=== Begin Enclosure ===

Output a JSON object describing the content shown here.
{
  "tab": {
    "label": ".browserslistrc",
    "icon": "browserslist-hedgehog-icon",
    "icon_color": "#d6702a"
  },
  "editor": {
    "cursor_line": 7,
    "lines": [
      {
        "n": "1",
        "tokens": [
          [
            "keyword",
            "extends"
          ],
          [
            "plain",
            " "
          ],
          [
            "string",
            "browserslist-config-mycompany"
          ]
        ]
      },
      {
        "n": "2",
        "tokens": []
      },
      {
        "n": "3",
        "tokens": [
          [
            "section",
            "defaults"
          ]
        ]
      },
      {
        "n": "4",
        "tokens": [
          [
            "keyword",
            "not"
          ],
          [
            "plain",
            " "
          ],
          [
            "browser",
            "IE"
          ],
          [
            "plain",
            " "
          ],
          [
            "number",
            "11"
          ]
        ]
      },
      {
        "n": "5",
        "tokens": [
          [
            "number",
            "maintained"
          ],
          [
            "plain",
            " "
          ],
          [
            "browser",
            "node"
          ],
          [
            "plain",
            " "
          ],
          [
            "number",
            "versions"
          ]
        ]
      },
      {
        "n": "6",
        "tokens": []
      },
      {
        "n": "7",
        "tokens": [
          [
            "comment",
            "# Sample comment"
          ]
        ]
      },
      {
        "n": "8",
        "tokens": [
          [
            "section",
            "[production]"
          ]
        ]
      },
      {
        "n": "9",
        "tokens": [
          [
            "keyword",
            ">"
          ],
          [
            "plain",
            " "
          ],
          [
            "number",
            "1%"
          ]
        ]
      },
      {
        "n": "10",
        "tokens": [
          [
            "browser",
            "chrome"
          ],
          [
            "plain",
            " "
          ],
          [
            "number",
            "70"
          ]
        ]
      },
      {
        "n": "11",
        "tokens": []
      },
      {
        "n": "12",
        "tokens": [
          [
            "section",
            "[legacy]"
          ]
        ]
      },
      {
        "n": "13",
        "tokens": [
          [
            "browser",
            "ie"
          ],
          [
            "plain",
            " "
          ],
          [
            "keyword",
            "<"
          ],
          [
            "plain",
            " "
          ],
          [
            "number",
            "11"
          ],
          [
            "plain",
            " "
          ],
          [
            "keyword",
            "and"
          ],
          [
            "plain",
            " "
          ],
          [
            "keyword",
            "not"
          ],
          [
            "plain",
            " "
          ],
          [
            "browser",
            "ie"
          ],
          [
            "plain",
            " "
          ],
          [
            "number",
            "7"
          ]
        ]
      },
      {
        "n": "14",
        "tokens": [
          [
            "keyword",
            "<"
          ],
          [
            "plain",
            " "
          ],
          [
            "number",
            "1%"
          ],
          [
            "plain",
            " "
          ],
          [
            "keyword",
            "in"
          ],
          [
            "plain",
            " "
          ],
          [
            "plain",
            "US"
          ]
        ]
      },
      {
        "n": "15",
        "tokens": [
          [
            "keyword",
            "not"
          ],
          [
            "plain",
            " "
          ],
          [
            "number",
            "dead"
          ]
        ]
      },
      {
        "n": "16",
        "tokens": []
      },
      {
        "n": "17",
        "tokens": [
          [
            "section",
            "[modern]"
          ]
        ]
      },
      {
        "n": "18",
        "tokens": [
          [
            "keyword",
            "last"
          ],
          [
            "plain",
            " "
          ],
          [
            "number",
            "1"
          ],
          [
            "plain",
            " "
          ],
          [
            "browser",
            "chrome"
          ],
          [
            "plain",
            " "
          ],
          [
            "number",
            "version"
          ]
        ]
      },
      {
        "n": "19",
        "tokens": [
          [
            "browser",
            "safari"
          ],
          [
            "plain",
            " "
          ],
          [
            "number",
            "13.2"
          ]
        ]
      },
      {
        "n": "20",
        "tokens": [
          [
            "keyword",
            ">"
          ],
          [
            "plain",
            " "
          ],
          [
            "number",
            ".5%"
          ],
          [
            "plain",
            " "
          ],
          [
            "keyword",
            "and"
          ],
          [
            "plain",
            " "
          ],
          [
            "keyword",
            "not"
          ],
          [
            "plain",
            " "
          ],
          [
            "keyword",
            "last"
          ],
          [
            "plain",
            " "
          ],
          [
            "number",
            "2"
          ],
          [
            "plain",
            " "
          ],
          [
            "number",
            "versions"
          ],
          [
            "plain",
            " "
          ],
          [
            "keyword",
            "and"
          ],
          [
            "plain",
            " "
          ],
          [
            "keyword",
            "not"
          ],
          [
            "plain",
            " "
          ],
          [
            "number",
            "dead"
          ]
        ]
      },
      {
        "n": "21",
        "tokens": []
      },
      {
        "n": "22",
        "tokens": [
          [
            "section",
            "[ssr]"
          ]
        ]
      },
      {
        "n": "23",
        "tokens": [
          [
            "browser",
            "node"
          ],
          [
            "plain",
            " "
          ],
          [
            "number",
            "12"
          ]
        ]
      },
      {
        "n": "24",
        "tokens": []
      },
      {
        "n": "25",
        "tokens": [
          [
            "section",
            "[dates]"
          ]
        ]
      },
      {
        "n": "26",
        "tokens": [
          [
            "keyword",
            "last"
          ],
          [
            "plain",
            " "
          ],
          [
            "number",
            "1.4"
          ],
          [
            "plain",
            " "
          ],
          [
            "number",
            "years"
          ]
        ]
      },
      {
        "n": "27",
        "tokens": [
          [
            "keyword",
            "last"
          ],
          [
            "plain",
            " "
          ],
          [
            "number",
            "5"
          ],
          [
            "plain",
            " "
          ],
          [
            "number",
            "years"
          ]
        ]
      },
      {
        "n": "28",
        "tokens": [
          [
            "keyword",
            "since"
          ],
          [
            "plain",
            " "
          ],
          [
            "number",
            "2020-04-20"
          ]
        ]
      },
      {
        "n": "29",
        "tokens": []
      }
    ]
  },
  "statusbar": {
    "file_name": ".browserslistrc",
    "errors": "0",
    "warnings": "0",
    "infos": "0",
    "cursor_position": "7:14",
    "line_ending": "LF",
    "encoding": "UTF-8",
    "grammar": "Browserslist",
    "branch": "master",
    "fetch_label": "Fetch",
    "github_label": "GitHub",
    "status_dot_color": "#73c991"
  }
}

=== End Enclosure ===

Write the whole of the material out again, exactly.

Output a JSON object describing the content shown here.
{
  "tab": {
    "label": ".browserslistrc",
    "icon": "browserslist-hedgehog-icon",
    "icon_color": "#d6702a"
  },
  "editor": {
    "cursor_line": 7,
    "lines": [
      {
        "n": "1",
        "tokens": [
          [
            "keyword",
            "extends"
          ],
          [
            "plain",
            " "
          ],
          [
            "string",
            "browserslist-config-mycompany"
          ]
        ]
      },
      {
        "n": "2",
        "tokens": []
      },
      {
        "n": "3",
        "tokens": [
          [
            "section",
            "defaults"
          ]
        ]
      },
      {
        "n": "4",
        "tokens": [
          [
            "keyword",
            "not"
          ],
          [
            "plain",
            " "
          ],
          [
            "browser",
            "IE"
          ],
          [
            "plain",
            " "
          ],
          [
            "number",
            "11"
          ]
        ]
      },
      {
        "n": "5",
        "tokens": [
          [
            "number",
            "maintained"
          ],
          [
            "plain",
            " "
          ],
          [
            "browser",
            "node"
          ],
          [
            "plain",
            " "
          ],
          [
            "number",
            "versions"
          ]
        ]
      },
      {
        "n": "6",
        "tokens": []
      },
      {
        "n": "7",
        "tokens": [
          [
            "comment",
            "# Sample comment"
          ]
        ]
      },
      {
        "n": "8",
        "tokens": [
          [
            "section",
            "[production]"
          ]
        ]
      },
      {
        "n": "9",
        "tokens": [
          [
            "keyword",
            ">"
          ],
          [
            "plain",
            " "
          ],
          [
            "number",
            "1%"
          ]
        ]
      },
      {
        "n": "10",
        "tokens": [
          [
            "browser",
            "chrome"
          ],
          [
            "plain",
            " "
          ],
          [
            "number",
            "70"
          ]
        ]
      },
      {
        "n": "11",
        "tokens": []
      },
      {
        "n": "12",
        "tokens": [
          [
            "section",
            "[legacy]"
          ]
        ]
      },
      {
        "n": "13",
        "tokens": [
          [
            "browser",
            "ie"
          ],
          [
            "plain",
            " "
          ],
          [
            "keyword",
            "<"
          ],
          [
            "plain",
            " "
          ],
          [
            "number",
            "11"
          ],
          [
            "plain",
            " "
          ],
          [
            "keyword",
            "and"
          ],
          [
            "plain",
            " "
          ],
          [
            "keyword",
            "not"
          ],
          [
            "plain",
            " "
          ],
          [
            "browser",
            "ie"
          ],
          [
            "plain",
            " "
          ],
          [
            "number",
            "7"
          ]
        ]
      },
      {
        "n": "14",
        "tokens": [
          [
            "keyword",
            "<"
          ],
          [
            "plain",
            " "
          ],
          [
            "number",
            "1%"
          ],
          [
            "plain",
            " "
          ],
          [
            "keyword",
            "in"
          ],
          [
            "plain",
            " "
          ],
          [
            "plain",
            "US"
          ]
        ]
      },
      {
        "n": "15",
        "tokens": [
          [
            "keyword",
            "not"
          ],
          [
            "plain",
            " "
          ],
          [
            "number",
            "dead"
          ]
        ]
      },
      {
        "n": "16",
        "tokens": []
      },
      {
        "n": "17",
        "tokens": [
          [
            "section",
            "[modern]"
          ]
        ]
      },
      {
        "n": "18",
        "tokens": [
          [
            "keyword",
            "last"
          ],
          [
            "plain",
            " "
          ],
          [
            "number",
            "1"
          ],
          [
            "plain",
            " "
          ],
          [
            "browser",
            "chrome"
          ],
          [
            "plain",
            " "
          ],
          [
            "number",
            "version"
          ]
        ]
      },
      {
        "n": "19",
        "tokens": [
          [
            "browser",
            "safari"
          ],
          [
            "plain",
            " "
          ],
          [
            "number",
            "13.2"
          ]
        ]
      },
      {
        "n": "20",
        "tokens": [
          [
            "keyword",
            ">"
          ],
          [
            "plain",
            " "
          ],
          [
            "number",
            ".5%"
          ],
          [
            "plain",
            " "
          ],
          [
            "keyword",
            "and"
          ],
          [
            "plain",
            " "
          ],
          [
            "keyword",
            "not"
          ],
          [
            "plain",
            " "
          ],
          [
            "keyword",
            "last"
          ],
          [
            "plain",
            " "
          ],
          [
            "number",
            "2"
          ],
          [
            "plain",
            " "
          ],
          [
            "number",
            "versions"
          ],
          [
            "plain",
            " "
          ],
          [
            "keyword",
            "and"
          ],
          [
            "plain",
            " "
          ],
          [
            "keyword",
            "not"
          ],
          [
            "plain",
            " "
          ],
          [
            "number",
            "dead"
          ]
        ]
      },
      {
        "n": "21",
        "tokens": []
      },
      {
        "n": "22",
        "tokens": [
          [
            "section",
            "[ssr]"
          ]
        ]
      },
      {
        "n": "23",
        "tokens": [
          [
            "browser",
            "node"
          ],
          [
            "plain",
            " "
          ],
          [
            "number",
            "12"
          ]
        ]
      },
      {
        "n": "24",
        "tokens": []
      },
      {
        "n": "25",
        "tokens": [
          [
            "section",
            "[dates]"
          ]
        ]
      },
      {
        "n": "26",
        "tokens": [
          [
            "keyword",
            "last"
          ],
          [
            "plain",
            " "
          ],
          [
            "number",
            "1.4"
          ],
          [
            "plain",
            " "
          ],
          [
            "number",
            "years"
          ]
        ]
      },
      {
        "n": "27",
        "tokens": [
          [
            "keyword",
            "last"
          ],
          [
            "plain",
            " "
          ],
          [
            "number",
            "5"
          ],
          [
            "plain",
            " "
          ],
          [
            "number",
            "years"
          ]
        ]
      },
      {
        "n": "28",
        "tokens": [
          [
            "keyword",
            "since"
          ],
          [
            "plain",
            " "
          ],
          [
            "number",
            "2020-04-20"
          ]
        ]
      },
      {
        "n": "29",
        "tokens": []
      }
    ]
  },
  "statusbar": {
    "file_name": ".browserslistrc",
    "errors": "0",
    "warnings": "0",
    "infos": "0",
    "cursor_position": "7:14",
    "line_ending": "LF",
    "encoding": "UTF-8",
    "grammar": "Browserslist",
    "branch": "master",
    "fetch_label": "Fetch",
    "github_label": "GitHub",
    "status_dot_color": "#73c991"
  }
}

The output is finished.